**To do**
Your answer should consist of every line in the records that holds "heart".
Data below:
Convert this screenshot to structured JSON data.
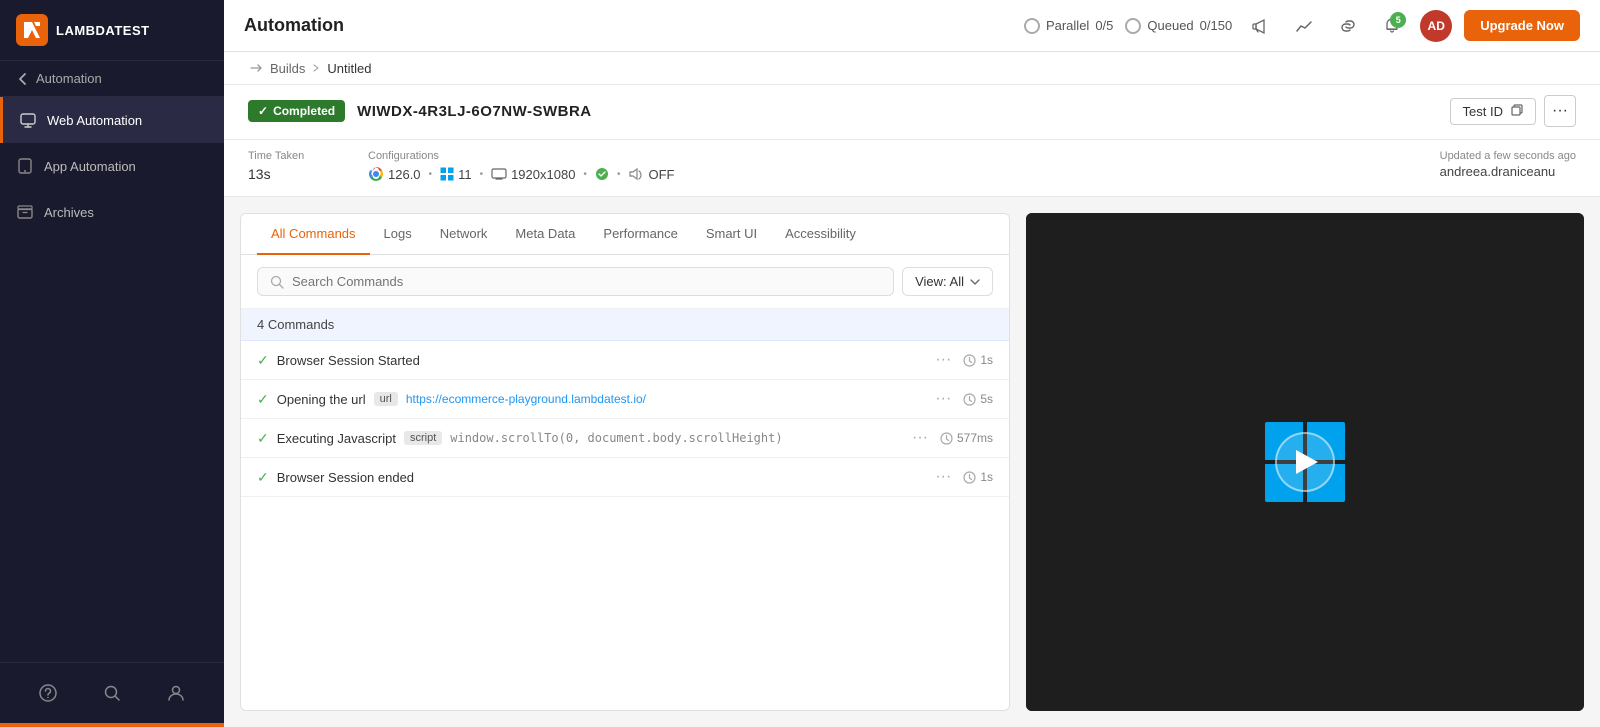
{
  "sidebar": {
    "logo_text": "LAMBDATEST",
    "back_label": "Automation",
    "nav_items": [
      {
        "id": "web-automation",
        "label": "Web Automation",
        "active": true
      },
      {
        "id": "app-automation",
        "label": "App Automation",
        "active": false
      },
      {
        "id": "archives",
        "label": "Archives",
        "active": false
      }
    ]
  },
  "header": {
    "title": "Automation",
    "parallel_label": "Parallel",
    "parallel_value": "0/5",
    "queued_label": "Queued",
    "queued_value": "0/150",
    "notification_count": "5",
    "upgrade_label": "Upgrade Now"
  },
  "breadcrumb": {
    "builds_label": "Builds",
    "current_label": "Untitled"
  },
  "test": {
    "status_badge": "Completed",
    "test_code": "WIWDX-4R3LJ-6O7NW-SWBRA",
    "test_id_label": "Test ID",
    "more_label": "···",
    "time_taken_label": "Time Taken",
    "time_taken_value": "13s",
    "configurations_label": "Configurations",
    "browser_version": "126.0",
    "os_version": "11",
    "resolution": "1920x1080",
    "feature_off": "OFF",
    "updated_label": "Updated a few seconds ago",
    "user": "andreea.draniceanu"
  },
  "tabs": [
    {
      "id": "all-commands",
      "label": "All Commands",
      "active": true
    },
    {
      "id": "logs",
      "label": "Logs",
      "active": false
    },
    {
      "id": "network",
      "label": "Network",
      "active": false
    },
    {
      "id": "meta-data",
      "label": "Meta Data",
      "active": false
    },
    {
      "id": "performance",
      "label": "Performance",
      "active": false
    },
    {
      "id": "smart-ui",
      "label": "Smart UI",
      "active": false
    },
    {
      "id": "accessibility",
      "label": "Accessibility",
      "active": false
    }
  ],
  "search": {
    "placeholder": "Search Commands",
    "view_label": "View: All"
  },
  "commands": {
    "count_label": "4 Commands",
    "items": [
      {
        "id": 1,
        "name": "Browser Session Started",
        "tag": null,
        "value": null,
        "time": "1s"
      },
      {
        "id": 2,
        "name": "Opening the url",
        "tag": "url",
        "value": "https://ecommerce-playground.lambdatest.io/",
        "time": "5s"
      },
      {
        "id": 3,
        "name": "Executing Javascript",
        "tag": "script",
        "value": "window.scrollTo(0, document.body.scrollHeight)",
        "time": "577ms"
      },
      {
        "id": 4,
        "name": "Browser Session ended",
        "tag": null,
        "value": null,
        "time": "1s"
      }
    ]
  },
  "colors": {
    "accent": "#e8630a",
    "success": "#2d7a2d",
    "sidebar_bg": "#1a1a2e",
    "active_tab": "#e8630a"
  }
}
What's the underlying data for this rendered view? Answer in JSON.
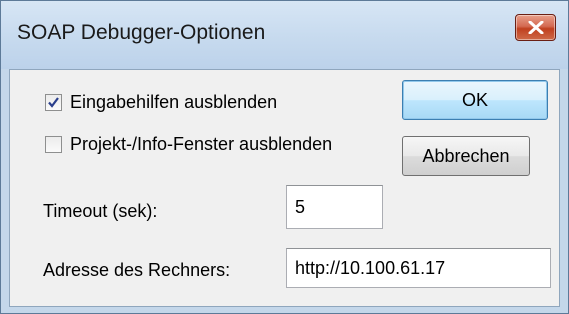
{
  "window": {
    "title": "SOAP Debugger-Optionen"
  },
  "options": {
    "hide_input_aids": {
      "label": "Eingabehilfen ausblenden",
      "checked": true
    },
    "hide_project_info": {
      "label": "Projekt-/Info-Fenster ausblenden",
      "checked": false
    }
  },
  "buttons": {
    "ok": "OK",
    "cancel": "Abbrechen"
  },
  "timeout": {
    "label": "Timeout (sek):",
    "value": "5"
  },
  "address": {
    "label": "Adresse des Rechners:",
    "value": "http://10.100.61.17"
  },
  "icons": {
    "close": "close-icon",
    "check": "checkmark-icon"
  },
  "colors": {
    "close_button": "#c0401f",
    "default_button_border": "#3c7fb1",
    "titlebar": "#c8dbef"
  }
}
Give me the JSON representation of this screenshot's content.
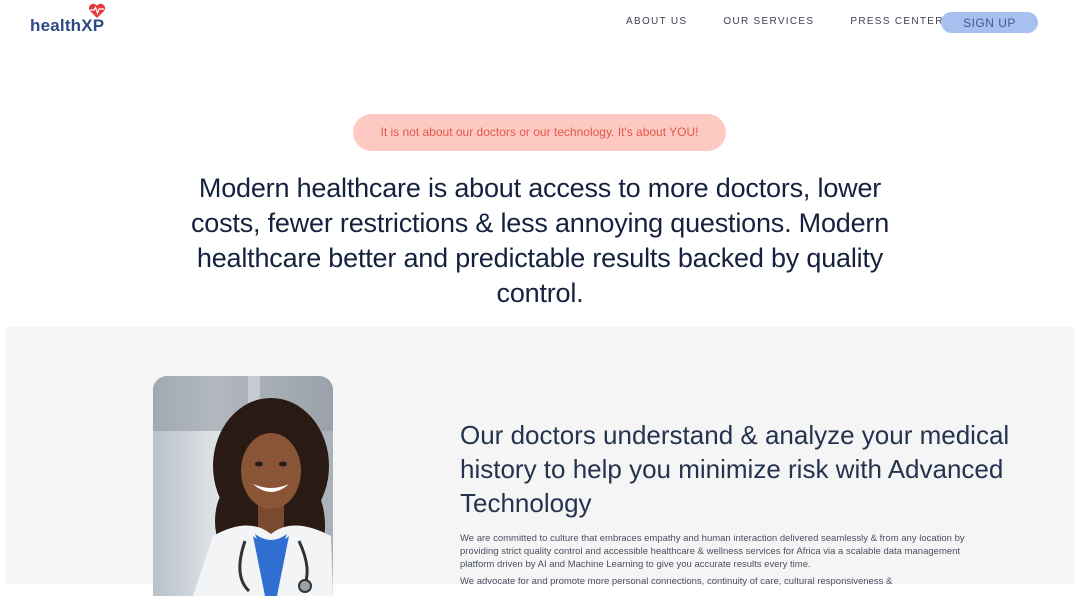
{
  "nav": {
    "logo_text": "healthXP",
    "links": [
      "ABOUT US",
      "OUR SERVICES",
      "PRESS CENTER"
    ],
    "signup_label": "SIGN UP"
  },
  "hero": {
    "tagline": "It is not about our doctors or our technology. It's about YOU!",
    "headline": "Modern healthcare is about access to more doctors, lower costs, fewer restrictions & less annoying questions. Modern healthcare better and predictable results backed by quality control."
  },
  "feature": {
    "title": "Our doctors understand & analyze your medical history to help you minimize risk with Advanced Technology",
    "body": "We are committed to culture that embraces empathy and human interaction delivered seamlessly & from any location by providing strict quality control and accessible healthcare & wellness services for Africa via a scalable data management platform driven by AI and Machine Learning to give you accurate results every time.",
    "body2": "We advocate for and promote more personal connections, continuity of care, cultural responsiveness &"
  },
  "colors": {
    "brand": "#2e4a86",
    "heart": "#e23b3b",
    "signup_bg": "#a7c0ef",
    "pill_bg": "#ffc9c3",
    "pill_text": "#e1584a",
    "section_bg": "#f5f5f6"
  },
  "icons": {
    "logo_mark": "heart-pulse-icon",
    "photo": "doctor-photo"
  }
}
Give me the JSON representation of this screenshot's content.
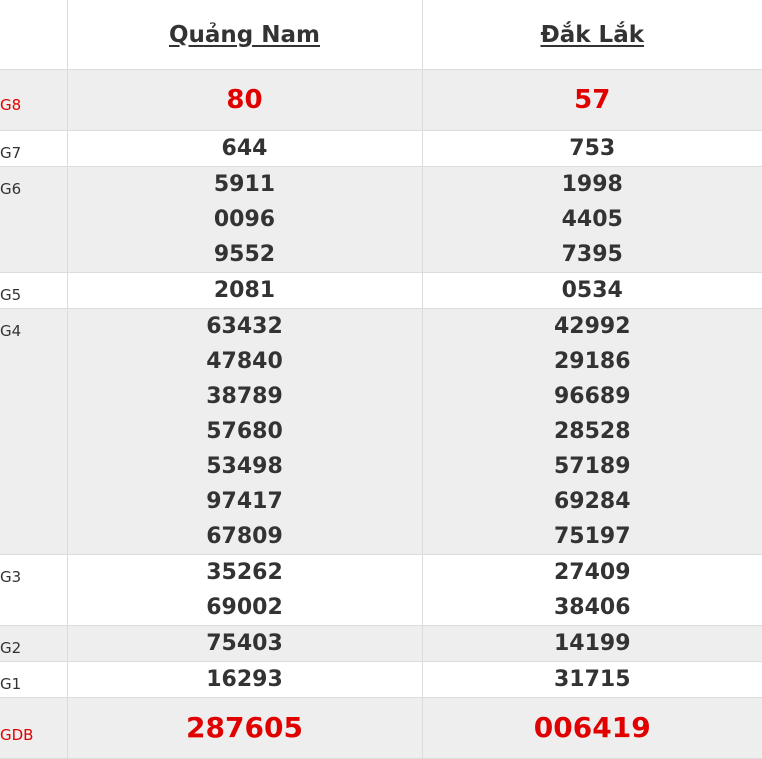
{
  "header": {
    "provinces": [
      "Quảng Nam",
      "Đắk Lắk"
    ]
  },
  "prizes": [
    {
      "label": "G8",
      "a": [
        "80"
      ],
      "b": [
        "57"
      ]
    },
    {
      "label": "G7",
      "a": [
        "644"
      ],
      "b": [
        "753"
      ]
    },
    {
      "label": "G6",
      "a": [
        "5911",
        "0096",
        "9552"
      ],
      "b": [
        "1998",
        "4405",
        "7395"
      ]
    },
    {
      "label": "G5",
      "a": [
        "2081"
      ],
      "b": [
        "0534"
      ]
    },
    {
      "label": "G4",
      "a": [
        "63432",
        "47840",
        "38789",
        "57680",
        "53498",
        "97417",
        "67809"
      ],
      "b": [
        "42992",
        "29186",
        "96689",
        "28528",
        "57189",
        "69284",
        "75197"
      ]
    },
    {
      "label": "G3",
      "a": [
        "35262",
        "69002"
      ],
      "b": [
        "27409",
        "38406"
      ]
    },
    {
      "label": "G2",
      "a": [
        "75403"
      ],
      "b": [
        "14199"
      ]
    },
    {
      "label": "G1",
      "a": [
        "16293"
      ],
      "b": [
        "31715"
      ]
    },
    {
      "label": "GDB",
      "a": [
        "287605"
      ],
      "b": [
        "006419"
      ]
    }
  ],
  "colors": {
    "highlight": "#e00000",
    "text": "#333333",
    "row_shade": "#eeeeee"
  }
}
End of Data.
**Solution**
    "heart": "#e23b3b",
    "logo_mark": "heart-pulse-icon",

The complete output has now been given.